It is always best to be prepared. Knowing what to do in the event of a power outage can help reduce the inconvenience associated with the outage.
Preparing your home
Put matches, candles, flashlights and batteries where they can easily be found in the dark. Do not leave candles unattended, especially around young children or pets. It is also a good idea to store water, non-perishable food, a first-aid kit and a battery-operated radio where everyone in your home can find them. Post emergency and utility numbers in a convenient location where they can be easily accessed. Cordless phones or extension phones that require connection to an electric outlet won't work during power outages. Models that plug directly into the phone jack will work.
Waiting for the power
During any outage, turn off all circuit breakers, lights, and all major appliances and, if you have electric heat, lower the setting. By reducing the amount of power FortisBC needs to restore, you're helping to avoid an overload outage caused by the initial burst of power required to get all those lights and appliances going again. Leave an outside light on as well as one light inside the house — the inside light lets you know when power has returned and the outside light helps FortisBC determine whose power has not been restored
When power resumes
It is a good idea to wait 10 to 15 minutes after the power has been restored before turning everything back on. This gives the electrical system a chance to stabilize. This is particularly critical in the winter.
Protect your perishables
Keep the refrigerator and freezer doors closed as much as possible to keep food cold. If the doors are continuously opened and closed, it will allow the cold air to escape and be replaced with warmer air. Generally a freezer that is half full will hold for up to 24 hours and a full freezer for 48 hours.
Protect your appliances
Electronic devices are sensitive to voltage surges. FortisBC makes every effort to ensure protection from potential damage caused by power outages or fluctuations by installing protection devices on our transmission and distribution systems. Unfortunately, there are occurrences beyond our control (lightning strikes and vehicles colliding with power poles) that can result in voltage surges and therefore damage to your electronic equipment. A few simple precautionary measures are listed below to help ensure your equipment is protected during an outage:
- Unplug all electronic equipment and appliances like TVs, DVD Players, VCR's, computers, and stereo equipment
- Turn off your washer, dryer, oven, microwave, and dishwasher
- Turn your heating thermostat to the lowest setting or switch it off
Learn more about voltage surges
- Never touch a circuit breaker or fuse with wet hands or while standing on a wet or damp floor.

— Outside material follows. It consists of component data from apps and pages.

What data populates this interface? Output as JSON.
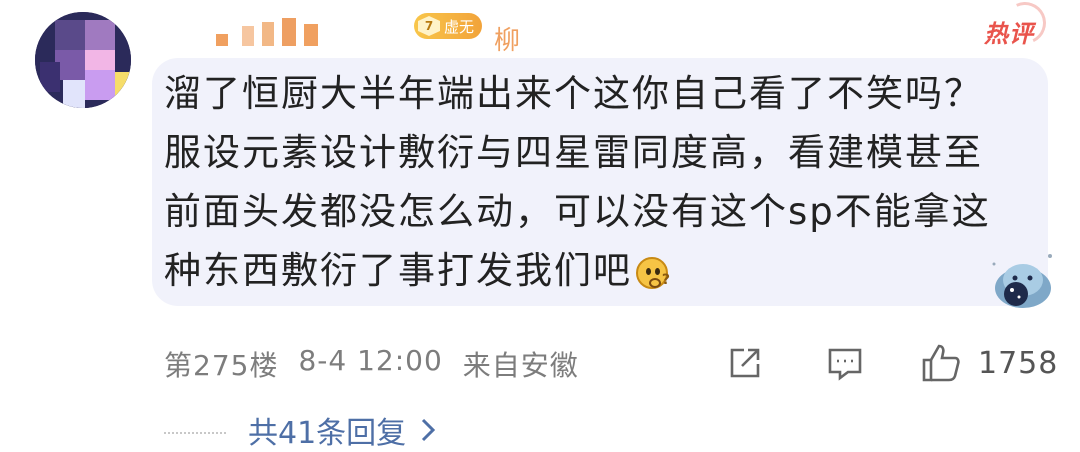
{
  "user": {
    "name_visible": "柳",
    "level": "7",
    "title_badge": "虚无"
  },
  "tags": {
    "hot": "热评"
  },
  "comment": {
    "lines": [
      "溜了恒厨大半年端出来个这你自己看了不笑吗？",
      "服设元素设计敷衍与四星雷同度高，看建模甚至",
      "前面头发都没怎么动，可以没有这个sp不能拿这",
      "种东西敷衍了事打发我们吧"
    ],
    "emoji": "thinking-face-icon"
  },
  "meta": {
    "floor": "第275楼",
    "datetime": "8-4 12:00",
    "source": "来自安徽"
  },
  "actions": {
    "share_icon": "share-icon",
    "reply_icon": "comment-icon",
    "like_icon": "thumb-up-icon",
    "like_count": "1758"
  },
  "replies": {
    "label": "共41条回复",
    "chevron": "chevron-right-icon"
  },
  "colors": {
    "bubble": "#f1f2fb",
    "hot": "#e8463d",
    "link": "#4e6fa6",
    "badge": "#f2a33a"
  }
}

- If you use a computer, keep your files backed up on regular basis. Turn off all computers, monitors, printers, copiers, scanners and other devices when they are not being used. This way, if the power goes out, this equipment will have already been safely shut down.
- Purchase a surge protector for all of your computer and electrical equipment. If you use the computer a lot, such as for a home business, consider purchasing and installing an uninterruptible power supply (UPS).
- If you have an electric garage door opener, locate the manual release lever and learn how to operate it. Make sure you can lift the door using the manual lever and do this while someone else is around.
- If you have a home based business that relies on a telephone system that requires electricity such as a cordless phone, fax machine, or answering machine, try to plan for alternate methods of communication. This could look like having a standard telephone handset or cellular telephone.
- Keep your vehicles' fuel tank at least half full because gas stations rely on electricity to power their pumps and if you need to travel to a friend or family's home to stay the night, you will not be able to obtain fuel.
- If possible, put your sensitive electronic equipment on a dedicated circuit. If you cannot arrange a dedicated circuit, avoid plugging sensitive items into the same circuit as devices like air conditioners or power tools - they draw power strongly and disturb the flow of electricity.
- Make sure you have a good grounding system for your home (check with your electrician). Use three-pronged plugs for equipment that requires them. Never remove the grounding pin from the plug.
- Purchase surge protection for your sensitive equipment. It provides protection against potential over-voltage, up to the design limits of the device. It will not, however, provide complete protection against extensive over-voltages, such as spikes caused by lightning. When buying surge protection, make sure it has three-mode protection: Line-Line, Line-Neutral and Neutral Ground.
- Have your wiring checked by a qualified electrician. For certain applications, the use of an uninterruptible power supply (UPS) is recommended. These units supply power from batteries when they sense power failing. The more sophisticated the UPS, the more types of electrical problems they can handle.
- Fuel-burning equipment (barbeques, camping stoves, etc.) should never be used indoors as they are a fire hazard and can produce dangerous levels of carbon monoxide.